Design Studio WS 06/07

liquid dreams


The element water is becoming increasingly precious and rare. In step with this, the bath, as well as bathing and washing itself, is developing completely new manifestations. Dealing with the liquid element is clearly becoming more conscious and the actions taken are increasingly taking on the character of rituals. Whereas in the past, water was poured over the head and body with the aid of a bucket, and water heated on the stove was filled into large-format tubs in order to immerse the body in it, the number of manifestations of seemingly predefined actions in the bathroom seems to be growing more than ever from day to day. Large-format ceiling panels allow tropical downpours to invade a space that beguiles the senses. Water whether warm, hot or cold is enriched with air, colored with artificial light and spins around its own axis before pouring over the bather’s body. The handling of the precious water experiences not least an extended measure of sensuality, the space characters necessary for this seem caught between magic and ritual. The times when the bathroom had to eke out an existence on a minimal surface as a purely functional wet room are, at least temporarily, a thing of the past. The bathroom is returning to the field of vision of the living environment, it is emerging from its shadowy existence and is gradually conquering the actual living area, regardless of whether it is one’s own apartment, the house or the temporary home in the sense of a hotel environment. The new requirements, the longer stay and not least the “new” atmosphere demand new design approaches, which are the task of the design exercise. The focus is on realizable visions that reposition the element of water in the living environment. Questions about the development or dissolution of boundaries to other areas of daily life are to be clarified as well as questions of materiality, form and design.
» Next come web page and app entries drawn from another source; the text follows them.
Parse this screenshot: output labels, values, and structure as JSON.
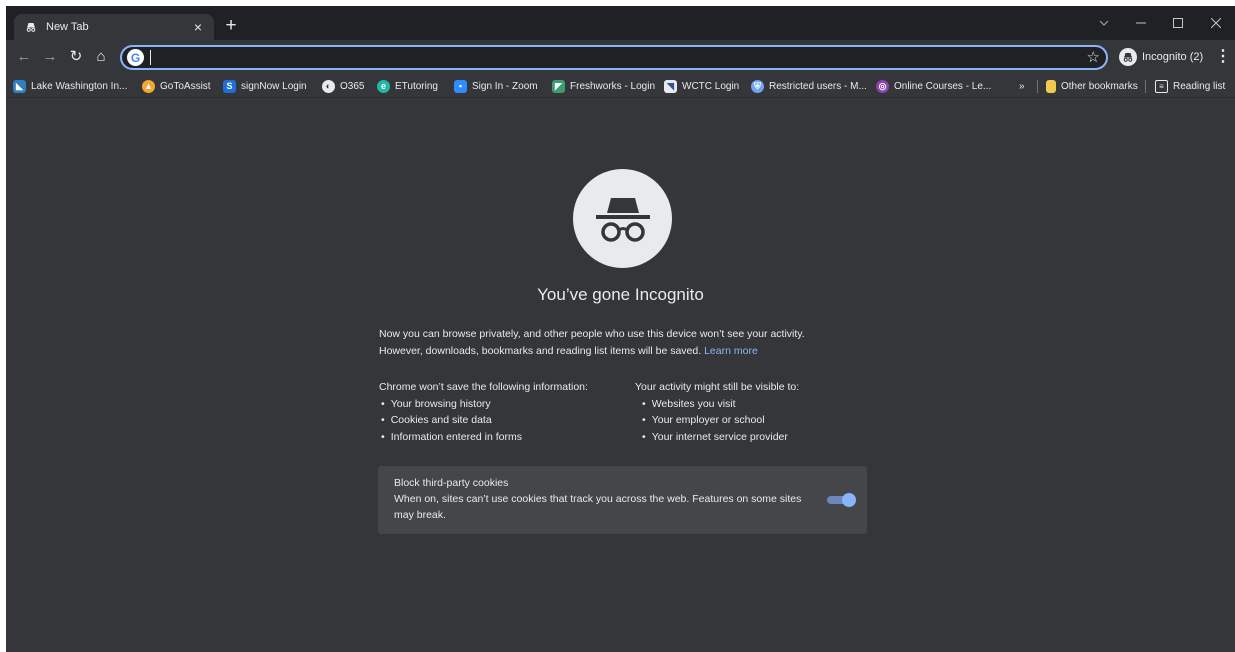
{
  "tab": {
    "title": "New Tab",
    "icon": "incognito-icon",
    "close_label": "×",
    "new_tab_label": "+"
  },
  "window_controls": [
    "chevron-down-icon",
    "minimize-icon",
    "maximize-icon",
    "close-icon"
  ],
  "toolbar": {
    "omnibox_value": "",
    "incognito_label": "Incognito (2)"
  },
  "bookmarks": [
    {
      "label": "Lake Washington In...",
      "icon": "lake-washington-icon",
      "color": "#2f7fc1"
    },
    {
      "label": "GoToAssist",
      "icon": "gotoassist-icon",
      "color": "#f2a833"
    },
    {
      "label": "signNow Login",
      "icon": "signnow-icon",
      "color": "#1f6fd6"
    },
    {
      "label": "O365",
      "icon": "globe-icon",
      "color": "#e8eaed"
    },
    {
      "label": "ETutoring",
      "icon": "etutoring-icon",
      "color": "#1fb9a6"
    },
    {
      "label": "Sign In - Zoom",
      "icon": "zoom-icon",
      "color": "#2d8cff"
    },
    {
      "label": "Freshworks - Login",
      "icon": "freshworks-icon",
      "color": "#3a9e6f"
    },
    {
      "label": "WCTC Login",
      "icon": "wctc-icon",
      "color": "#e8eaed"
    },
    {
      "label": "Restricted users - M...",
      "icon": "shield-icon",
      "color": "#6ea4f0"
    },
    {
      "label": "Online Courses - Le...",
      "icon": "online-courses-icon",
      "color": "#8e44ad"
    }
  ],
  "bookmarks_overflow": "»",
  "other_bookmarks": "Other bookmarks",
  "reading_list": "Reading list",
  "page": {
    "heading": "You’ve gone Incognito",
    "intro_line1": "Now you can browse privately, and other people who use this device won’t see your activity.",
    "intro_line2": "However, downloads, bookmarks and reading list items will be saved.",
    "learn_more": "Learn more",
    "not_saved_title": "Chrome won’t save the following information:",
    "not_saved": [
      "Your browsing history",
      "Cookies and site data",
      "Information entered in forms"
    ],
    "visible_title": "Your activity might still be visible to:",
    "visible": [
      "Websites you visit",
      "Your employer or school",
      "Your internet service provider"
    ],
    "cookies_title": "Block third-party cookies",
    "cookies_desc": "When on, sites can’t use cookies that track you across the web. Features on some sites may break.",
    "cookies_toggle_on": true
  },
  "colors": {
    "frame": "#202124",
    "background": "#35363a",
    "accent": "#8ab4f8",
    "card": "#45464a"
  }
}
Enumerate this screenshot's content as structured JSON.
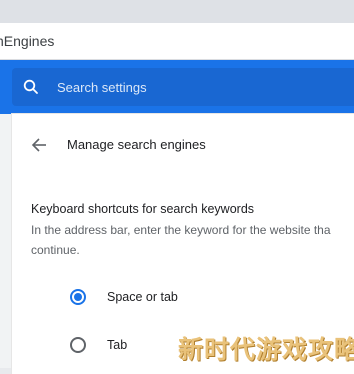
{
  "browser": {
    "url_fragment": "hEngines"
  },
  "header": {
    "search_placeholder": "Search settings",
    "accent_color": "#1a73e8"
  },
  "page": {
    "title": "Manage search engines",
    "back_icon": "arrow-left-icon"
  },
  "keyboard_shortcuts": {
    "title": "Keyboard shortcuts for search keywords",
    "description": "In the address bar, enter the keyword for the website tha continue.",
    "options": [
      {
        "label": "Space or tab",
        "selected": true
      },
      {
        "label": "Tab",
        "selected": false
      }
    ]
  },
  "watermark": {
    "text": "新时代游戏攻略"
  }
}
The task is to develop a concept for the problem at hand. Subsequently, the implementation of the design on a scale of 1:50 (plan representation, model construction) is to be provided. In addition, characteristic areas are to be depicted on a scale of 1:20.


If one considers the designs that have been created, one cannot help but realize that the visions surrounding bathing and washing in one’s own four walls or even outside the home have by no means been exhausted. A multitude of new paths, hitherto hardly trodden, are opened up here along the theme of water. The only unifying element appears to be the new experience of the liquid element. The processes surrounding the purification of the human body have already undergone manifold changes over the decades. Nevertheless, an end of this development history does not seem to have been reached at all, especially if one considers the partly cramped spatial conditions in many places and the tendency to handle water more sensitively. In addition, the actions in the bathroom are becoming increasingly ritualized and, at the same time, the demands on the individual stations of the “cleaning program” are becoming noticeably more demanding. Consequently, the equipment and mobile as well as immobile units have to perform more than just a few years ago. Sanitary equipment sometimes requires layering, stacking and twisting. This results in new types of variable bathroom situations, which may also offer necessary free space within a limited spatial offer. The bath thus inevitably becomes a play device and consequently opens the door to a thoroughly fun-oriented approach to the entire subject matter. One in which all the senses are specifically involved in the bathing experience. For the designer, it thus becomes a task to consider the space provided for this purpose scenographically and to strategically consider action processes within the bath, as well as to outline potential events in advance, at least in rudimentary form. The present designs allow a few insights into this ritualized as well as space-economical bathing world. In doing so, they pursue a deliberate variety of different paths and each push open a new door to a far more comprehensive subject matter that will need to be explored in greater depth in the years to come.